## [The task]
For the entries that appear below, write out the exact text and omit the pictures.

# # # # #

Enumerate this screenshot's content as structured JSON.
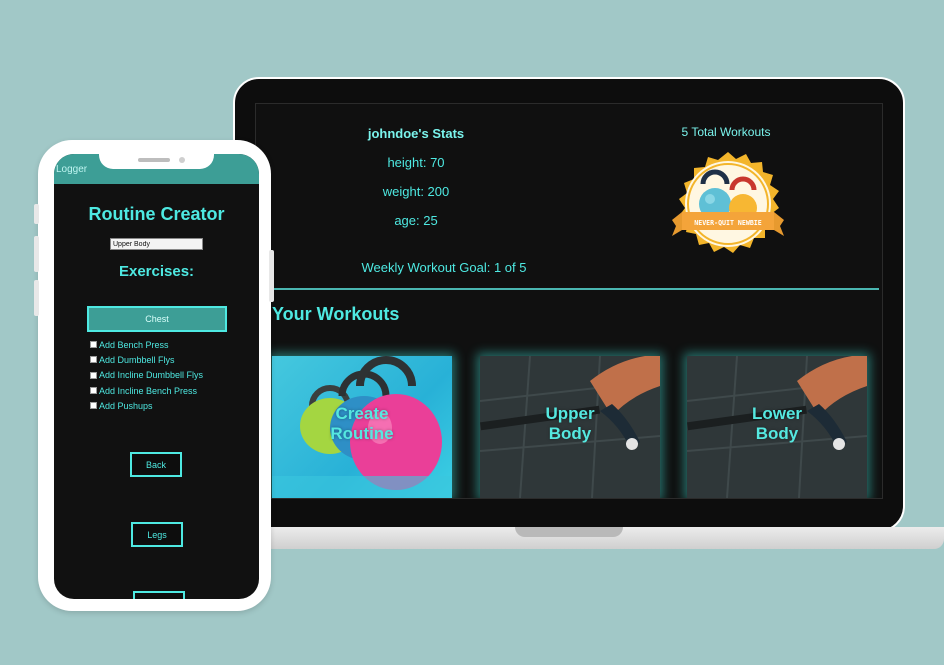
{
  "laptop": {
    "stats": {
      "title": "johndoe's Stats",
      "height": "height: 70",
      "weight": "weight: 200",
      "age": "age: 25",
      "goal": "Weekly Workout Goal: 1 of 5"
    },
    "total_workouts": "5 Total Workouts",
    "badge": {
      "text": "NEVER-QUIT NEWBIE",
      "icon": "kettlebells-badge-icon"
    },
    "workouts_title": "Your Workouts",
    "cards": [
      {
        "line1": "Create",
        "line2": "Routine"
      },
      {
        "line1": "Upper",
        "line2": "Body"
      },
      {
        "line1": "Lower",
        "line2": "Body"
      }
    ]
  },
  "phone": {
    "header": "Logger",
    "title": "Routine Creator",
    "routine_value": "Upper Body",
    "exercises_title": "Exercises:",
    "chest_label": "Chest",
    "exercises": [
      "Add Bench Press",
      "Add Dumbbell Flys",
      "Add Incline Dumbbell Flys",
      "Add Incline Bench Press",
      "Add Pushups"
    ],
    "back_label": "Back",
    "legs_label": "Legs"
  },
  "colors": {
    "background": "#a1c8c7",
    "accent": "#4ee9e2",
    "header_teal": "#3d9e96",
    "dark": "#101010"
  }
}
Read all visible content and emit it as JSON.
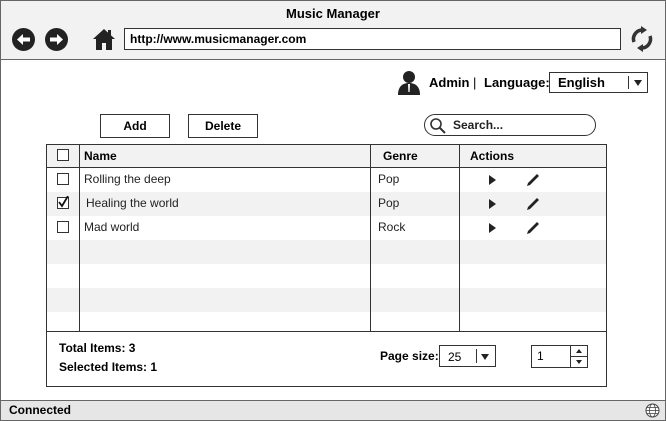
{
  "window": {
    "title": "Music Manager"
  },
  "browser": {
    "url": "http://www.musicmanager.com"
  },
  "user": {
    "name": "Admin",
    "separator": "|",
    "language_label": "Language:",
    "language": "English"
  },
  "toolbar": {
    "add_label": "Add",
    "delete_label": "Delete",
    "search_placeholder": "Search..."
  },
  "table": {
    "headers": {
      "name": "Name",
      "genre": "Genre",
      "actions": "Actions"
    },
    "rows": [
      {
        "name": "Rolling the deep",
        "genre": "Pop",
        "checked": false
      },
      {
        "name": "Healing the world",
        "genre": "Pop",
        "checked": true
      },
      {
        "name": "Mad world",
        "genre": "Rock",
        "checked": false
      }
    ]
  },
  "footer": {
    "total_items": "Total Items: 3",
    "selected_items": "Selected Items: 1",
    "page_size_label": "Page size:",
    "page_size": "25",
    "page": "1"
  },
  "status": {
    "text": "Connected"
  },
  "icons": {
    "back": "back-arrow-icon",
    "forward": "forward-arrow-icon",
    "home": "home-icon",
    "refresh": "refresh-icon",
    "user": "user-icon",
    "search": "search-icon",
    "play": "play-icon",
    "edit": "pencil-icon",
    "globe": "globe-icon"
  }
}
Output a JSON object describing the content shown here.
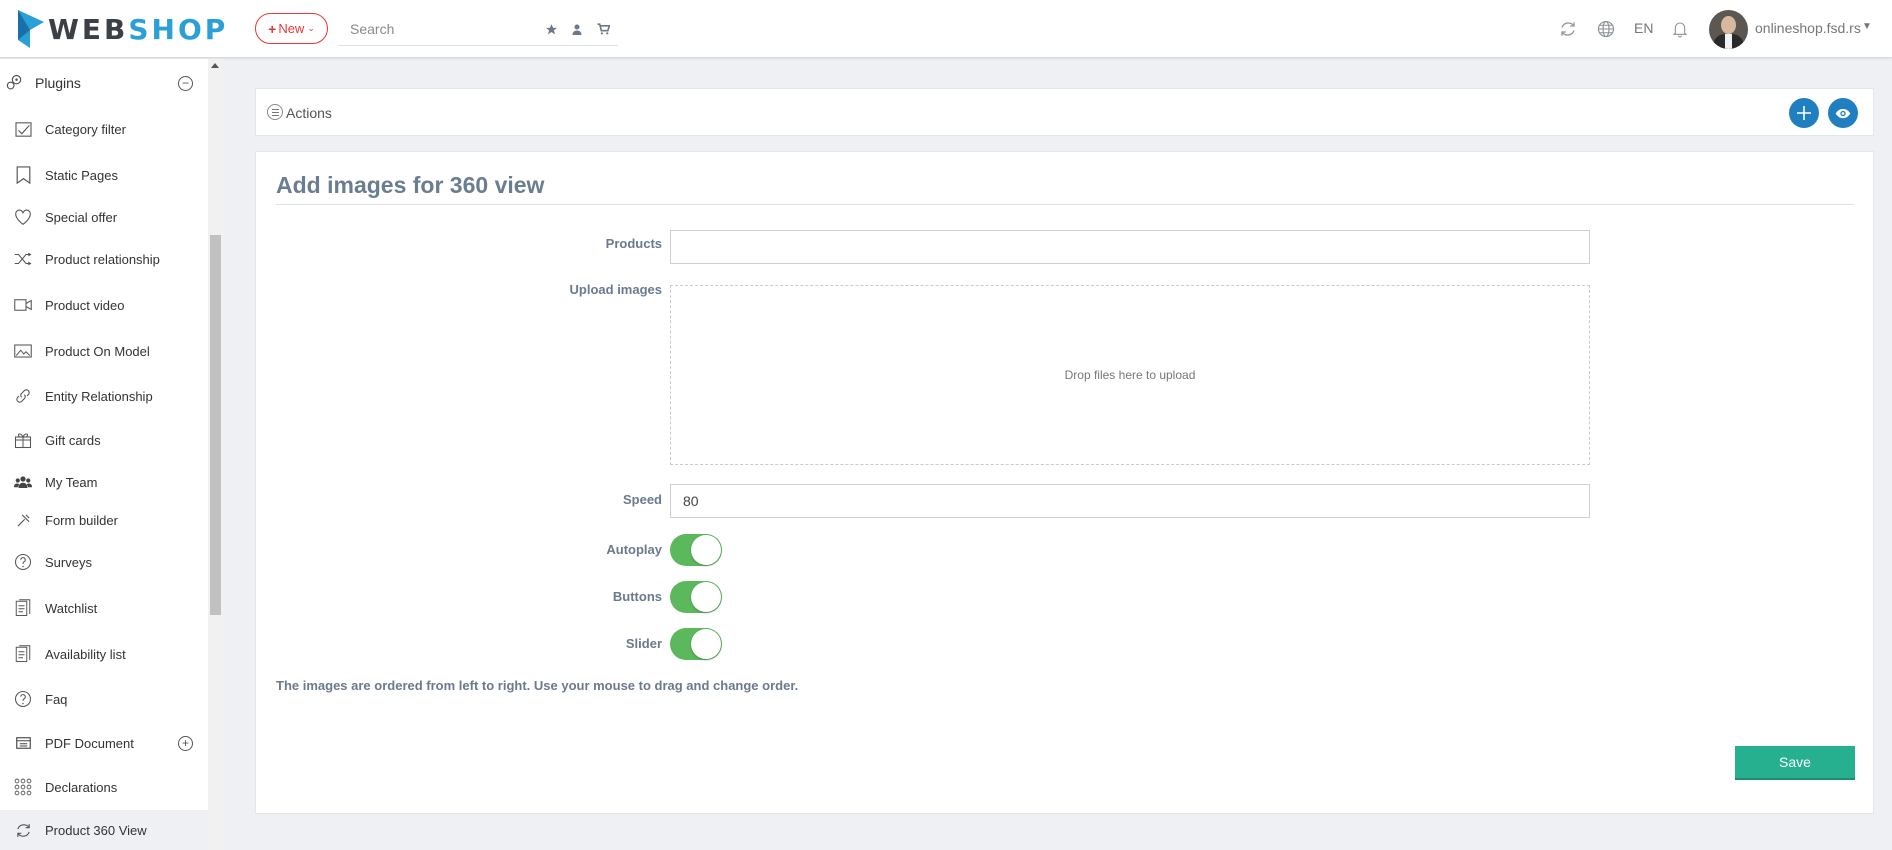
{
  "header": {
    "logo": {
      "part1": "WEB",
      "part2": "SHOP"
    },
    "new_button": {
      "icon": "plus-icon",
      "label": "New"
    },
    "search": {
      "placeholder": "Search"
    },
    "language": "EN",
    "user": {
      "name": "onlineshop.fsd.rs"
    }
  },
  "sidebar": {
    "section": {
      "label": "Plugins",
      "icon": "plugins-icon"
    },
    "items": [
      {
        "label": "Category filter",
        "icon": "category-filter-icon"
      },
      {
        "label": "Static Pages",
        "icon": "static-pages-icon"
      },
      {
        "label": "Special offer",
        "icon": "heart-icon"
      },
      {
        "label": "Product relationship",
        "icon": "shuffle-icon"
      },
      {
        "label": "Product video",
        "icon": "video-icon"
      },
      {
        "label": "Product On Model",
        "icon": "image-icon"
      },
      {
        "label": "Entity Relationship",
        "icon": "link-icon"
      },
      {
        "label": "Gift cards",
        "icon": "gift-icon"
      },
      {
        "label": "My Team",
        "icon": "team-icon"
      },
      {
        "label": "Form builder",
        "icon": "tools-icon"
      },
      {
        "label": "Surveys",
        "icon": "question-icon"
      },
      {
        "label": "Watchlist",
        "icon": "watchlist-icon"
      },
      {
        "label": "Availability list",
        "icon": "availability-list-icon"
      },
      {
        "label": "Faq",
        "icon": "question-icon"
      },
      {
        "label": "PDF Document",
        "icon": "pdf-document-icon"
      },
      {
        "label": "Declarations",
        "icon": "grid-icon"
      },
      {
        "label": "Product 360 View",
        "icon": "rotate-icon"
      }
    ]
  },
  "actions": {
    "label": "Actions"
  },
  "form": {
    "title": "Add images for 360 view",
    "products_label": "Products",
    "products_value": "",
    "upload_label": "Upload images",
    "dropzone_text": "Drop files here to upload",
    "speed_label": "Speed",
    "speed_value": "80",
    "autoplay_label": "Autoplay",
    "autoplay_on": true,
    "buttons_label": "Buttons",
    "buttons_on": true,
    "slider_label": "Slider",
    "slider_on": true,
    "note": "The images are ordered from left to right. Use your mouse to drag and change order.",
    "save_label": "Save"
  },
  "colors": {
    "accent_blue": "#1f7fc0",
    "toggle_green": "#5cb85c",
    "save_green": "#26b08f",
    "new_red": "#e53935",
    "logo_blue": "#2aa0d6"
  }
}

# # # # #

## [Solution below]
Enumerate this screenshot's content as structured JSON.
{
  "laptop": {
    "stats": {
      "title": "johndoe's Stats",
      "height": "height: 70",
      "weight": "weight: 200",
      "age": "age: 25",
      "goal": "Weekly Workout Goal: 1 of 5"
    },
    "total_workouts": "5 Total Workouts",
    "badge": {
      "text": "NEVER-QUIT NEWBIE",
      "icon": "kettlebells-badge-icon"
    },
    "workouts_title": "Your Workouts",
    "cards": [
      {
        "line1": "Create",
        "line2": "Routine"
      },
      {
        "line1": "Upper",
        "line2": "Body"
      },
      {
        "line1": "Lower",
        "line2": "Body"
      }
    ]
  },
  "phone": {
    "header": "Logger",
    "title": "Routine Creator",
    "routine_value": "Upper Body",
    "exercises_title": "Exercises:",
    "chest_label": "Chest",
    "exercises": [
      "Add Bench Press",
      "Add Dumbbell Flys",
      "Add Incline Dumbbell Flys",
      "Add Incline Bench Press",
      "Add Pushups"
    ],
    "back_label": "Back",
    "legs_label": "Legs"
  },
  "colors": {
    "background": "#a1c8c7",
    "accent": "#4ee9e2",
    "header_teal": "#3d9e96",
    "dark": "#101010"
  }
}
Read all visible content and emit it as JSON.
{
  "window": {
    "title": "Music Manager"
  },
  "browser": {
    "url": "http://www.musicmanager.com"
  },
  "user": {
    "name": "Admin",
    "separator": "|",
    "language_label": "Language:",
    "language": "English"
  },
  "toolbar": {
    "add_label": "Add",
    "delete_label": "Delete",
    "search_placeholder": "Search..."
  },
  "table": {
    "headers": {
      "name": "Name",
      "genre": "Genre",
      "actions": "Actions"
    },
    "rows": [
      {
        "name": "Rolling the deep",
        "genre": "Pop",
        "checked": false
      },
      {
        "name": "Healing the world",
        "genre": "Pop",
        "checked": true
      },
      {
        "name": "Mad world",
        "genre": "Rock",
        "checked": false
      }
    ]
  },
  "footer": {
    "total_items": "Total Items: 3",
    "selected_items": "Selected Items: 1",
    "page_size_label": "Page size:",
    "page_size": "25",
    "page": "1"
  },
  "status": {
    "text": "Connected"
  },
  "icons": {
    "back": "back-arrow-icon",
    "forward": "forward-arrow-icon",
    "home": "home-icon",
    "refresh": "refresh-icon",
    "user": "user-icon",
    "search": "search-icon",
    "play": "play-icon",
    "edit": "pencil-icon",
    "globe": "globe-icon"
  }
}
Output a JSON object describing the content shown here.
{
  "header": {
    "logo": {
      "part1": "WEB",
      "part2": "SHOP"
    },
    "new_button": {
      "icon": "plus-icon",
      "label": "New"
    },
    "search": {
      "placeholder": "Search"
    },
    "language": "EN",
    "user": {
      "name": "onlineshop.fsd.rs"
    }
  },
  "sidebar": {
    "section": {
      "label": "Plugins",
      "icon": "plugins-icon"
    },
    "items": [
      {
        "label": "Category filter",
        "icon": "category-filter-icon"
      },
      {
        "label": "Static Pages",
        "icon": "static-pages-icon"
      },
      {
        "label": "Special offer",
        "icon": "heart-icon"
      },
      {
        "label": "Product relationship",
        "icon": "shuffle-icon"
      },
      {
        "label": "Product video",
        "icon": "video-icon"
      },
      {
        "label": "Product On Model",
        "icon": "image-icon"
      },
      {
        "label": "Entity Relationship",
        "icon": "link-icon"
      },
      {
        "label": "Gift cards",
        "icon": "gift-icon"
      },
      {
        "label": "My Team",
        "icon": "team-icon"
      },
      {
        "label": "Form builder",
        "icon": "tools-icon"
      },
      {
        "label": "Surveys",
        "icon": "question-icon"
      },
      {
        "label": "Watchlist",
        "icon": "watchlist-icon"
      },
      {
        "label": "Availability list",
        "icon": "availability-list-icon"
      },
      {
        "label": "Faq",
        "icon": "question-icon"
      },
      {
        "label": "PDF Document",
        "icon": "pdf-document-icon"
      },
      {
        "label": "Declarations",
        "icon": "grid-icon"
      },
      {
        "label": "Product 360 View",
        "icon": "rotate-icon"
      }
    ]
  },
  "actions": {
    "label": "Actions"
  },
  "form": {
    "title": "Add images for 360 view",
    "products_label": "Products",
    "products_value": "",
    "upload_label": "Upload images",
    "dropzone_text": "Drop files here to upload",
    "speed_label": "Speed",
    "speed_value": "80",
    "autoplay_label": "Autoplay",
    "autoplay_on": true,
    "buttons_label": "Buttons",
    "buttons_on": true,
    "slider_label": "Slider",
    "slider_on": true,
    "note": "The images are ordered from left to right. Use your mouse to drag and change order.",
    "save_label": "Save"
  },
  "colors": {
    "accent_blue": "#1f7fc0",
    "toggle_green": "#5cb85c",
    "save_green": "#26b08f",
    "new_red": "#e53935",
    "logo_blue": "#2aa0d6"
  }
}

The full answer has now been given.